The next taco that I tried was the bistec. The bistec contained gem lettuce, queso fresco, fried shishito peppers, and cilantro with a salsa verde. There were a lot of greens on this taco and they were all dressed in an oregano butter vinaigrette. The skirt steak was medium rare and prepared sous vide. Before this dinner, I had no idea what sous vide meant so I thought I would share for those who may be curious too. Sous vide translates to “under vacuum” in French. It is a technique where food is brought to a precisely controlled temperature usually over longer than normal cooking times to deliver juicy, consistently flavored, and an evenly cooked steak each time. It is usually done by vacuum sealing the food and putting the food in a hot water bath. The finished skirt steak at täkō had even doneness all the way through with no dry edges. Since the steak does not dry out when cooked sous vide, the original volume and size of the steak was also there. This would be the perfect steak for fans of medium rare steak, I wish I liked my steak this rare so this was probably my least favorite. Nate however, loved it, commenting on how great the flavor of the steak worked with the vinaigrette marinade on the greens.
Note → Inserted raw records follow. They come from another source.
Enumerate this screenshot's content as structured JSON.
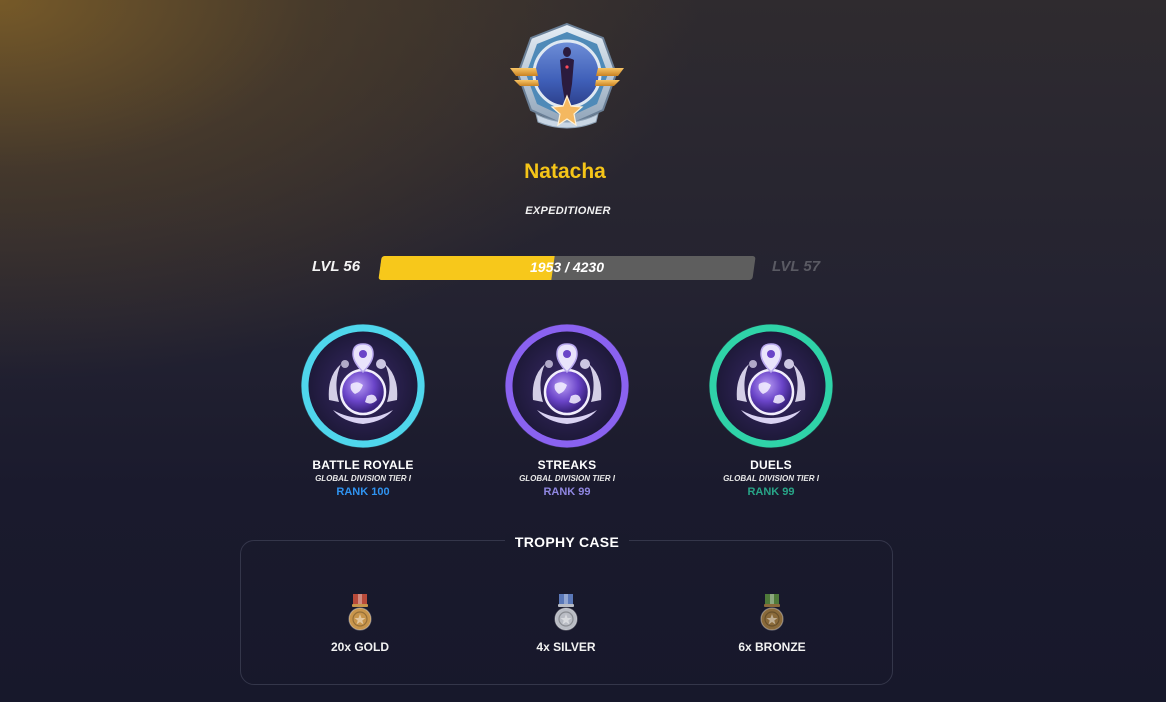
{
  "player": {
    "name": "Natacha",
    "title": "EXPEDITIONER"
  },
  "level": {
    "current_label": "LVL 56",
    "next_label": "LVL 57",
    "xp_text": "1953 / 4230",
    "progress_fraction": 0.4617
  },
  "ranks": [
    {
      "mode": "BATTLE ROYALE",
      "division": "GLOBAL DIVISION TIER I",
      "rank": "RANK 100",
      "color": "#4fd6ec",
      "rank_color": "#2f93f0"
    },
    {
      "mode": "STREAKS",
      "division": "GLOBAL DIVISION TIER I",
      "rank": "RANK 99",
      "color": "#8a62f0",
      "rank_color": "#8f86e0"
    },
    {
      "mode": "DUELS",
      "division": "GLOBAL DIVISION TIER I",
      "rank": "RANK 99",
      "color": "#2fd3a8",
      "rank_color": "#28a487"
    }
  ],
  "trophy_case": {
    "title": "TROPHY CASE",
    "medals": [
      {
        "label": "20x GOLD",
        "icon": "gold-medal-icon",
        "color": "#c8954b",
        "ribbon": "#b84a3a"
      },
      {
        "label": "4x SILVER",
        "icon": "silver-medal-icon",
        "color": "#b9bcc4",
        "ribbon": "#5a78b8"
      },
      {
        "label": "6x BRONZE",
        "icon": "bronze-medal-icon",
        "color": "#8a6a3a",
        "ribbon": "#4f7a3a"
      }
    ]
  },
  "colors": {
    "accent_yellow": "#f5c518",
    "xp_fill": "#f7c81b",
    "xp_track": "#5e5e5e"
  }
}
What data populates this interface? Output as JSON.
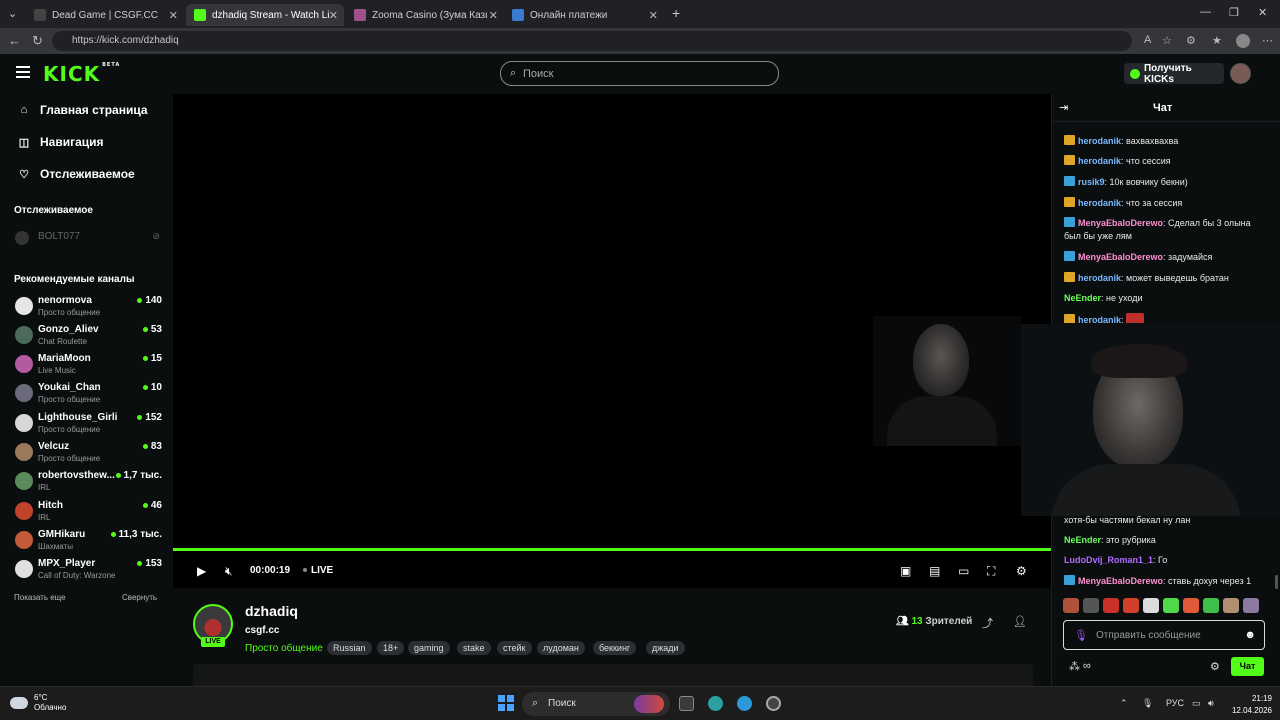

Lastly, I tried the Korean short rib taco. What really caught my eye on the menu was the peanuts and fermented cucumber under the Korean taco description. In addition to the peanuts and cucumber, the wagyu short rib was also topped with cilantro and napa cabbage. The taco was sweet overall and the peanuts were crunchy but not too hard since they were soaked in and softened by the other ingredients in the taco. I could definitely taste the cilantro. Each bite took me to a tropical retreat treehouse overlooking the jungle and listening to the wild birds while wearing a robe and sipping on a morning glass of OJ at the crack of dawn. The Korean taco was simply incredible with bursts of exotic flavor.
After the meal, we were debating trying one more taco but risk getting too stuffed so we split the chocolate bread pudding dessert. It had a mix of all types of textures; soft and moist insides with fried crunchy pieces throughout, and smooth chunks of banana. There was one scoop of chocolate ice cream (one more scoop would have been perfect) and hot chocolate syrup covering the base in the dish. I love the hot and cold sensation.
Next time I go back to täkō, I would try the duck confit, pollo asado, and it would be a fight between the Korean and al pastor again, but probably the Korean because it was so unique. We’ll also be sure to take MUCH better photos. I better get my work calendar out again for my next reservation with täkō.
Price: $12 -15 for two tacos. Taco Big Board (pick any six pairs of tacos) $75